_PROBLEM TO WORK ON:_
Every line of the data below should be retyped exactly.

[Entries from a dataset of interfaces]
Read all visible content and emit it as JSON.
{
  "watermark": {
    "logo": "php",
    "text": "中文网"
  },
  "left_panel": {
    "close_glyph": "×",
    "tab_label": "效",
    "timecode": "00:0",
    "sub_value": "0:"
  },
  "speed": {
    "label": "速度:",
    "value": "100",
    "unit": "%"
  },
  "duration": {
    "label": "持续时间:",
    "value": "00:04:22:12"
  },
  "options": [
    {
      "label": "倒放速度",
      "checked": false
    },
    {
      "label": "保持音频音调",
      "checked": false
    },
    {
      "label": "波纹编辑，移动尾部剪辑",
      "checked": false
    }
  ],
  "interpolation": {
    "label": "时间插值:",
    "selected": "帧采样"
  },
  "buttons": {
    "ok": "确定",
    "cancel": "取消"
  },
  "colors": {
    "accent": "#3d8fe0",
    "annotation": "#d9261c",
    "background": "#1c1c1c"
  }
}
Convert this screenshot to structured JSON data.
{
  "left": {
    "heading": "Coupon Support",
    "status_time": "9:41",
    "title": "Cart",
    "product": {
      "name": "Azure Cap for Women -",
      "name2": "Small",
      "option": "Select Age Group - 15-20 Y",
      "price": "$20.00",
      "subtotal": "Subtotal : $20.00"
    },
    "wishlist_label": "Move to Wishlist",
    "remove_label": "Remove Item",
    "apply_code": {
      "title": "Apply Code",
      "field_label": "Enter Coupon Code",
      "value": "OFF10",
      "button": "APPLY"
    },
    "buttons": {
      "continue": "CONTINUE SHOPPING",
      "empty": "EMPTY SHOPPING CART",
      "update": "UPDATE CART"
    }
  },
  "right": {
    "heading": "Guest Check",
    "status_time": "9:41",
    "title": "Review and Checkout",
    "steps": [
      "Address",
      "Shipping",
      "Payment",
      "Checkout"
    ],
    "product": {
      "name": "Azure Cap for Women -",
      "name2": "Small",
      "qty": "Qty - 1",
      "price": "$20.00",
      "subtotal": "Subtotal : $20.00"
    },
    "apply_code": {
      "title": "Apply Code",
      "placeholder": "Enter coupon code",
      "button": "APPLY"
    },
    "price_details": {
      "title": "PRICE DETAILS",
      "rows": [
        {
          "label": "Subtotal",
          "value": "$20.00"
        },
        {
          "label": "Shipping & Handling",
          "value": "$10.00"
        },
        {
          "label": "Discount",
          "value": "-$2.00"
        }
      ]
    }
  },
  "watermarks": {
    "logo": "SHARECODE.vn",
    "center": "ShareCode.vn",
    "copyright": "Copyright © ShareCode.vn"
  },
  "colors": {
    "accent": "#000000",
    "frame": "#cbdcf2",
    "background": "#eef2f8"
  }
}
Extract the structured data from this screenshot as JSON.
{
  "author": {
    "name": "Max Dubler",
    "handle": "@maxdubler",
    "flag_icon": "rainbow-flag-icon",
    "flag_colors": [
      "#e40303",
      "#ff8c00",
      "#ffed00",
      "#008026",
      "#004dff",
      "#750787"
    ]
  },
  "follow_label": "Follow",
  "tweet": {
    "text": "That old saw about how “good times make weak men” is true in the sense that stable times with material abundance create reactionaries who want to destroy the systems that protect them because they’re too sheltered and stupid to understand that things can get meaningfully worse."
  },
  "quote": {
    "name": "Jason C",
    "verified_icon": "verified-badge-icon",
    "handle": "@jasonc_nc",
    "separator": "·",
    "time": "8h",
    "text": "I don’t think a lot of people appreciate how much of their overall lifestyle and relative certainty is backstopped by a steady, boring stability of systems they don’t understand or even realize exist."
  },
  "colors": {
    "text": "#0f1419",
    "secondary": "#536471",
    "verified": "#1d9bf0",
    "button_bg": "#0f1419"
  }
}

_WRITTEN RESPONSE:_
Read all visible content and emit it as JSON.
{
  "watermark": {
    "logo": "php",
    "text": "中文网"
  },
  "left_panel": {
    "close_glyph": "×",
    "tab_label": "效",
    "timecode": "00:0",
    "sub_value": "0:"
  },
  "speed": {
    "label": "速度:",
    "value": "100",
    "unit": "%"
  },
  "duration": {
    "label": "持续时间:",
    "value": "00:04:22:12"
  },
  "options": [
    {
      "label": "倒放速度",
      "checked": false
    },
    {
      "label": "保持音频音调",
      "checked": false
    },
    {
      "label": "波纹编辑，移动尾部剪辑",
      "checked": false
    }
  ],
  "interpolation": {
    "label": "时间插值:",
    "selected": "帧采样"
  },
  "buttons": {
    "ok": "确定",
    "cancel": "取消"
  },
  "colors": {
    "accent": "#3d8fe0",
    "annotation": "#d9261c",
    "background": "#1c1c1c"
  }
}
Convert this screenshot to structured JSON data.
{
  "left": {
    "heading": "Coupon Support",
    "status_time": "9:41",
    "title": "Cart",
    "product": {
      "name": "Azure Cap for Women -",
      "name2": "Small",
      "option": "Select Age Group - 15-20 Y",
      "price": "$20.00",
      "subtotal": "Subtotal : $20.00"
    },
    "wishlist_label": "Move to Wishlist",
    "remove_label": "Remove Item",
    "apply_code": {
      "title": "Apply Code",
      "field_label": "Enter Coupon Code",
      "value": "OFF10",
      "button": "APPLY"
    },
    "buttons": {
      "continue": "CONTINUE SHOPPING",
      "empty": "EMPTY SHOPPING CART",
      "update": "UPDATE CART"
    }
  },
  "right": {
    "heading": "Guest Check",
    "status_time": "9:41",
    "title": "Review and Checkout",
    "steps": [
      "Address",
      "Shipping",
      "Payment",
      "Checkout"
    ],
    "product": {
      "name": "Azure Cap for Women -",
      "name2": "Small",
      "qty": "Qty - 1",
      "price": "$20.00",
      "subtotal": "Subtotal : $20.00"
    },
    "apply_code": {
      "title": "Apply Code",
      "placeholder": "Enter coupon code",
      "button": "APPLY"
    },
    "price_details": {
      "title": "PRICE DETAILS",
      "rows": [
        {
          "label": "Subtotal",
          "value": "$20.00"
        },
        {
          "label": "Shipping & Handling",
          "value": "$10.00"
        },
        {
          "label": "Discount",
          "value": "-$2.00"
        }
      ]
    }
  },
  "watermarks": {
    "logo": "SHARECODE.vn",
    "center": "ShareCode.vn",
    "copyright": "Copyright © ShareCode.vn"
  },
  "colors": {
    "accent": "#000000",
    "frame": "#cbdcf2",
    "background": "#eef2f8"
  }
}
Extract the structured data from this screenshot as JSON.
{
  "author": {
    "name": "Max Dubler",
    "handle": "@maxdubler",
    "flag_icon": "rainbow-flag-icon",
    "flag_colors": [
      "#e40303",
      "#ff8c00",
      "#ffed00",
      "#008026",
      "#004dff",
      "#750787"
    ]
  },
  "follow_label": "Follow",
  "tweet": {
    "text": "That old saw about how “good times make weak men” is true in the sense that stable times with material abundance create reactionaries who want to destroy the systems that protect them because they’re too sheltered and stupid to understand that things can get meaningfully worse."
  },
  "quote": {
    "name": "Jason C",
    "verified_icon": "verified-badge-icon",
    "handle": "@jasonc_nc",
    "separator": "·",
    "time": "8h",
    "text": "I don’t think a lot of people appreciate how much of their overall lifestyle and relative certainty is backstopped by a steady, boring stability of systems they don’t understand or even realize exist."
  },
  "colors": {
    "text": "#0f1419",
    "secondary": "#536471",
    "verified": "#1d9bf0",
    "button_bg": "#0f1419"
  }
}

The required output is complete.